[Records excerpted from a collection]

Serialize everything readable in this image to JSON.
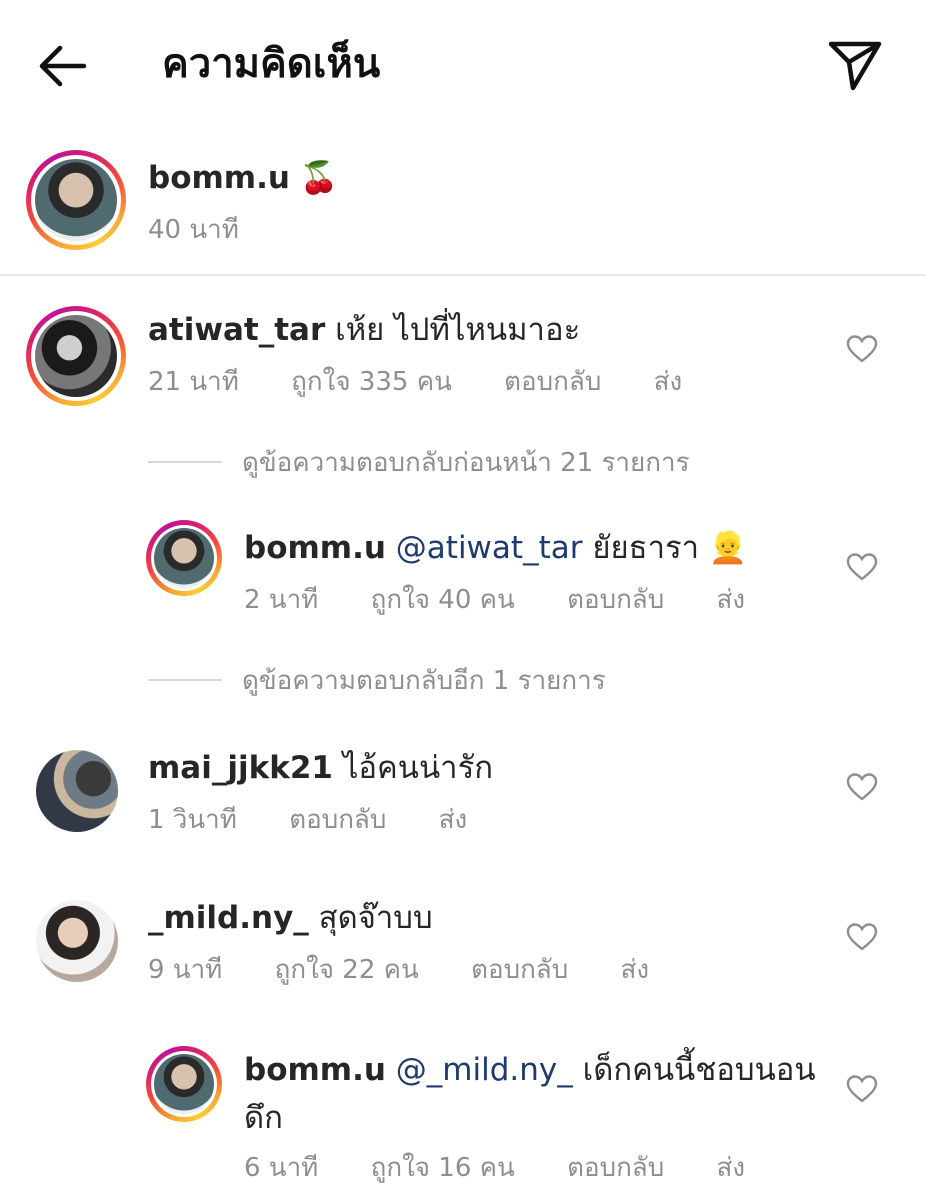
{
  "header": {
    "title": "ความคิดเห็น",
    "back_icon": "arrow-left-icon",
    "send_icon": "paper-plane-icon"
  },
  "caption": {
    "username": "bomm.u",
    "emoji": "🍒",
    "time": "40 นาที"
  },
  "comments": [
    {
      "username": "atiwat_tar",
      "text": "เห้ย ไปที่ไหนมาอะ",
      "time": "21 นาที",
      "likes": "ถูกใจ 335 คน",
      "reply": "ตอบกลับ",
      "send": "ส่ง"
    },
    {
      "view_previous": "ดูข้อความตอบกลับก่อนหน้า 21 รายการ"
    },
    {
      "username": "bomm.u",
      "mention": "@atiwat_tar",
      "text": "ยัยธารา",
      "emoji": "👱",
      "time": "2 นาที",
      "likes": "ถูกใจ 40 คน",
      "reply": "ตอบกลับ",
      "send": "ส่ง"
    },
    {
      "view_more": "ดูข้อความตอบกลับอีก 1 รายการ"
    },
    {
      "username": "mai_jjkk21",
      "text": "ไอ้คนน่ารัก",
      "time": "1 วินาที",
      "reply": "ตอบกลับ",
      "send": "ส่ง"
    },
    {
      "username": "_mild.ny_",
      "text": "สุดจ๊าบบ",
      "time": "9 นาที",
      "likes": "ถูกใจ 22 คน",
      "reply": "ตอบกลับ",
      "send": "ส่ง"
    },
    {
      "username": "bomm.u",
      "mention": "@_mild.ny_",
      "text": "เด็กคนนี้ชอบนอน",
      "text_cont": "ดึก",
      "time": "6 นาที",
      "likes": "ถูกใจ 16 คน",
      "reply": "ตอบกลับ",
      "send": "ส่ง"
    }
  ],
  "icons": {
    "like": "heart-outline-icon"
  },
  "colors": {
    "mention": "#1e3a6e",
    "meta": "#8e8e8e",
    "ring_start": "#f9a533",
    "ring_end": "#c0139a"
  }
}
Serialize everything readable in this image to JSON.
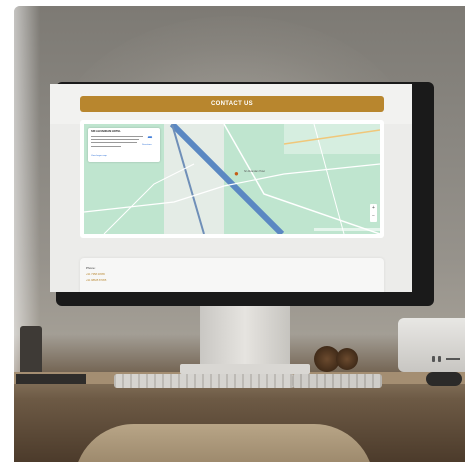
{
  "page": {
    "contact_title": "CONTACT US"
  },
  "map": {
    "place_name": "SRI ALIVANDAM HOTEL",
    "directions_label": "Directions",
    "view_larger": "View larger map",
    "pin_label": "Sri Alivandam Hotel",
    "zoom_in": "+",
    "zoom_out": "−",
    "road_color": "#5b88c2",
    "water_color": "#a9dcc6"
  },
  "contact": {
    "phone_label": "Phone:",
    "phones": [
      "+91 7358 24565",
      "+91 98625 87455"
    ]
  },
  "colors": {
    "accent": "#b8862e",
    "bar_text": "#ffffff"
  }
}
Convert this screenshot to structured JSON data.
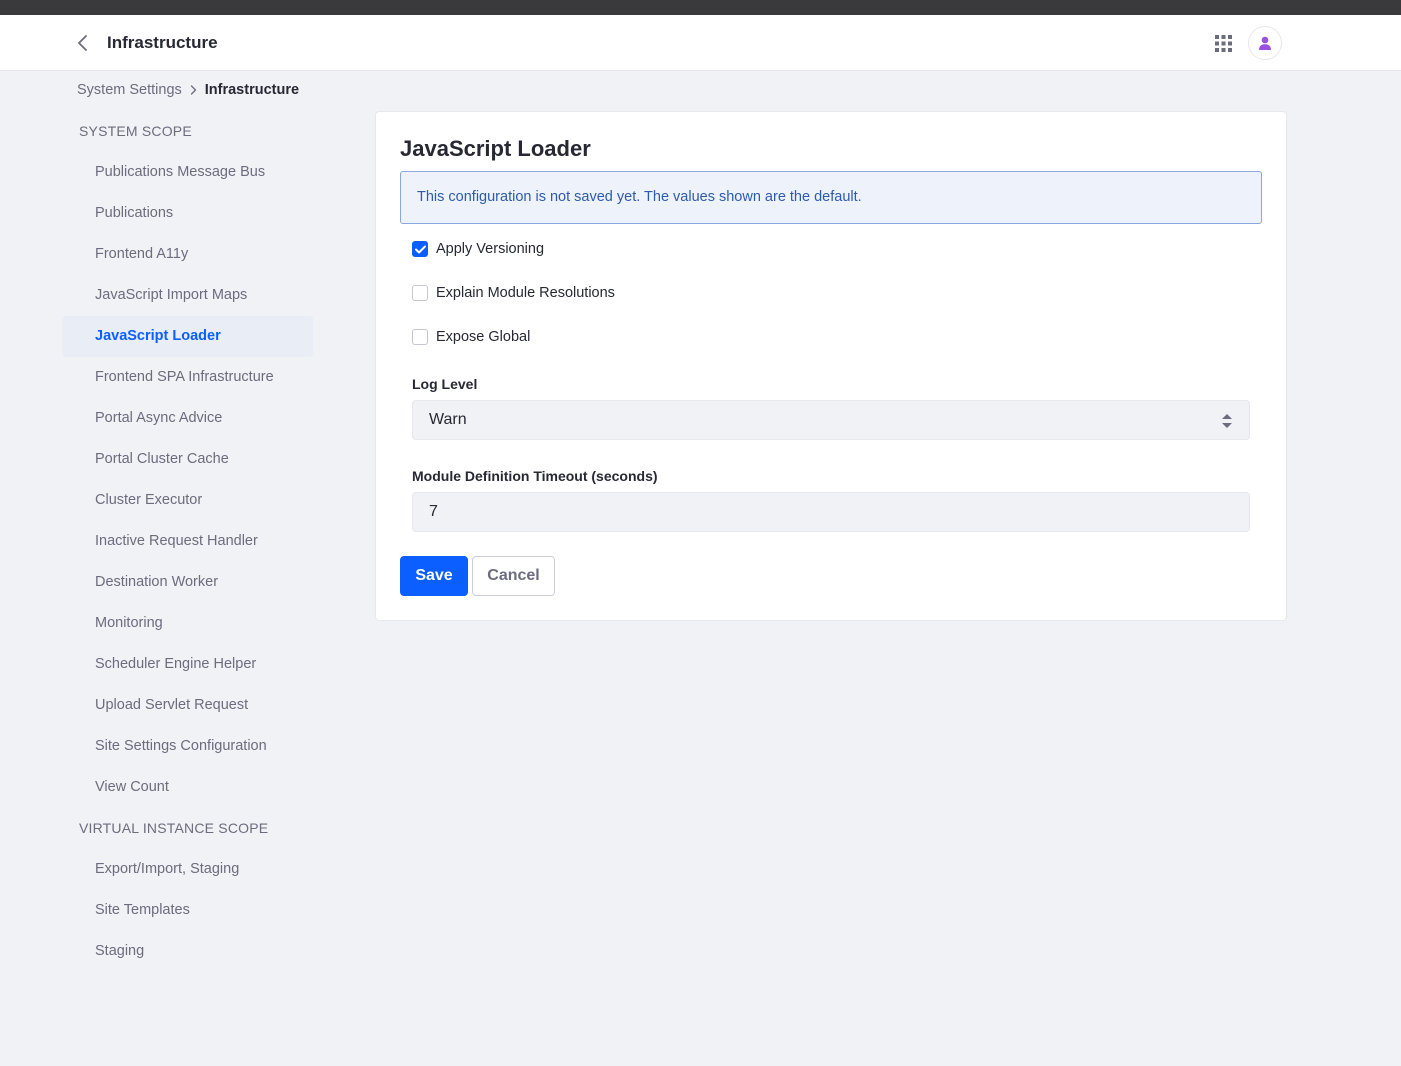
{
  "header": {
    "title": "Infrastructure",
    "back_icon": "chevron-left-icon",
    "apps_icon": "apps-grid-icon",
    "avatar_icon": "user-icon"
  },
  "breadcrumb": {
    "parent": "System Settings",
    "current": "Infrastructure"
  },
  "sidebar": {
    "system_scope_heading": "SYSTEM SCOPE",
    "system_items": [
      {
        "label": "Publications Message Bus"
      },
      {
        "label": "Publications"
      },
      {
        "label": "Frontend A11y"
      },
      {
        "label": "JavaScript Import Maps"
      },
      {
        "label": "JavaScript Loader",
        "active": true
      },
      {
        "label": "Frontend SPA Infrastructure"
      },
      {
        "label": "Portal Async Advice"
      },
      {
        "label": "Portal Cluster Cache"
      },
      {
        "label": "Cluster Executor"
      },
      {
        "label": "Inactive Request Handler"
      },
      {
        "label": "Destination Worker"
      },
      {
        "label": "Monitoring"
      },
      {
        "label": "Scheduler Engine Helper"
      },
      {
        "label": "Upload Servlet Request"
      },
      {
        "label": "Site Settings Configuration"
      },
      {
        "label": "View Count"
      }
    ],
    "virtual_scope_heading": "VIRTUAL INSTANCE SCOPE",
    "virtual_items": [
      {
        "label": "Export/Import, Staging"
      },
      {
        "label": "Site Templates"
      },
      {
        "label": "Staging"
      }
    ]
  },
  "form": {
    "title": "JavaScript Loader",
    "alert": "This configuration is not saved yet. The values shown are the default.",
    "checkboxes": [
      {
        "label": "Apply Versioning",
        "checked": true
      },
      {
        "label": "Explain Module Resolutions",
        "checked": false
      },
      {
        "label": "Expose Global",
        "checked": false
      }
    ],
    "log_level_label": "Log Level",
    "log_level_value": "Warn",
    "timeout_label": "Module Definition Timeout (seconds)",
    "timeout_value": "7",
    "save_label": "Save",
    "cancel_label": "Cancel"
  },
  "colors": {
    "primary": "#0b5fff",
    "alert_bg": "#eef2fa",
    "alert_text": "#2e5aac",
    "avatar_accent": "#9b51e0"
  }
}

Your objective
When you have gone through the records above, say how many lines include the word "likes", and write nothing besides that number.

Your response
4